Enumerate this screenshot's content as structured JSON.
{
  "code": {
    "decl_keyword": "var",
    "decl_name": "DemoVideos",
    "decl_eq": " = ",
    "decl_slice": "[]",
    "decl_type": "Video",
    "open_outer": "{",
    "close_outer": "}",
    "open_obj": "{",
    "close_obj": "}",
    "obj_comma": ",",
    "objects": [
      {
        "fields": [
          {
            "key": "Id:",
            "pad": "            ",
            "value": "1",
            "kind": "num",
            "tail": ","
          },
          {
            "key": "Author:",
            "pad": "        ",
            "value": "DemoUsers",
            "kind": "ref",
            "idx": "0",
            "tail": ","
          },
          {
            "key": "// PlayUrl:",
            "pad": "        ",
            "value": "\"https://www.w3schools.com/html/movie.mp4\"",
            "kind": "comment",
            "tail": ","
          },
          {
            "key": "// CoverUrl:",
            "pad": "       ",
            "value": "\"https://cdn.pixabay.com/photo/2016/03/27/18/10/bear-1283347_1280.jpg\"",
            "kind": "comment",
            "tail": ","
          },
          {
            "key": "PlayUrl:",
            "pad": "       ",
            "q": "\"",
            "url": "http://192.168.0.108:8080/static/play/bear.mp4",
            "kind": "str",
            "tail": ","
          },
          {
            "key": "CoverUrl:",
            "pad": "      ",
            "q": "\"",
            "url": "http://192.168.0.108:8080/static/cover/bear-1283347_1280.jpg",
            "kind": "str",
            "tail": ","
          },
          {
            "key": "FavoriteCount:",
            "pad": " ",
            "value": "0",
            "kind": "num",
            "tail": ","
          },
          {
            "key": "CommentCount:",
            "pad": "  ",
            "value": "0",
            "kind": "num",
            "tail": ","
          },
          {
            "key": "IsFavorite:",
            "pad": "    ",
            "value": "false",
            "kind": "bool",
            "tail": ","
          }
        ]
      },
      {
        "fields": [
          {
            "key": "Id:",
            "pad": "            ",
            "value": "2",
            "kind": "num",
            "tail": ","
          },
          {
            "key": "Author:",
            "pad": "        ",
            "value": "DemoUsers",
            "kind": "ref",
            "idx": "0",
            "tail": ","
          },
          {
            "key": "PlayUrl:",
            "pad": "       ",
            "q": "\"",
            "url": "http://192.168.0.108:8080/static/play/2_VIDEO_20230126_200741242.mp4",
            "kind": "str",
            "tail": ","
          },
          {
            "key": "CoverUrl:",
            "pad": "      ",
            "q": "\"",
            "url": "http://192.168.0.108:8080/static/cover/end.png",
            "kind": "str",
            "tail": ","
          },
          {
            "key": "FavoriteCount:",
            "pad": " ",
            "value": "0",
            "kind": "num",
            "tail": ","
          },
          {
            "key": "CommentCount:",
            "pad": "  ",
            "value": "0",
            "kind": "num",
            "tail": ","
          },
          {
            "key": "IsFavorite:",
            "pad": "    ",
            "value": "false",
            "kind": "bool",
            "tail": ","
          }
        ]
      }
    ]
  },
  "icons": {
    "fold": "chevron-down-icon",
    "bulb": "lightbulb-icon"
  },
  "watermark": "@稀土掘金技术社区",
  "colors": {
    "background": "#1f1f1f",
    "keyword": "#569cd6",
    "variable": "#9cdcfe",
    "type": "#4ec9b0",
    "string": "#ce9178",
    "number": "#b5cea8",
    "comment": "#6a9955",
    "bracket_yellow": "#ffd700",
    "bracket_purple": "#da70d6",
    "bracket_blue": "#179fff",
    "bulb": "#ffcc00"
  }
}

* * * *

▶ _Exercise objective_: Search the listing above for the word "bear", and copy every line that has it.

▶ _Solution to this problem_:
            "value": "\"https://cdn.pixabay.com/photo/2016/03/27/18/10/bear-1283347_1280.jpg\"",
            "url": "http://192.168.0.108:8080/static/play/bear.mp4",
            "url": "http://192.168.0.108:8080/static/cover/bear-1283347_1280.jpg",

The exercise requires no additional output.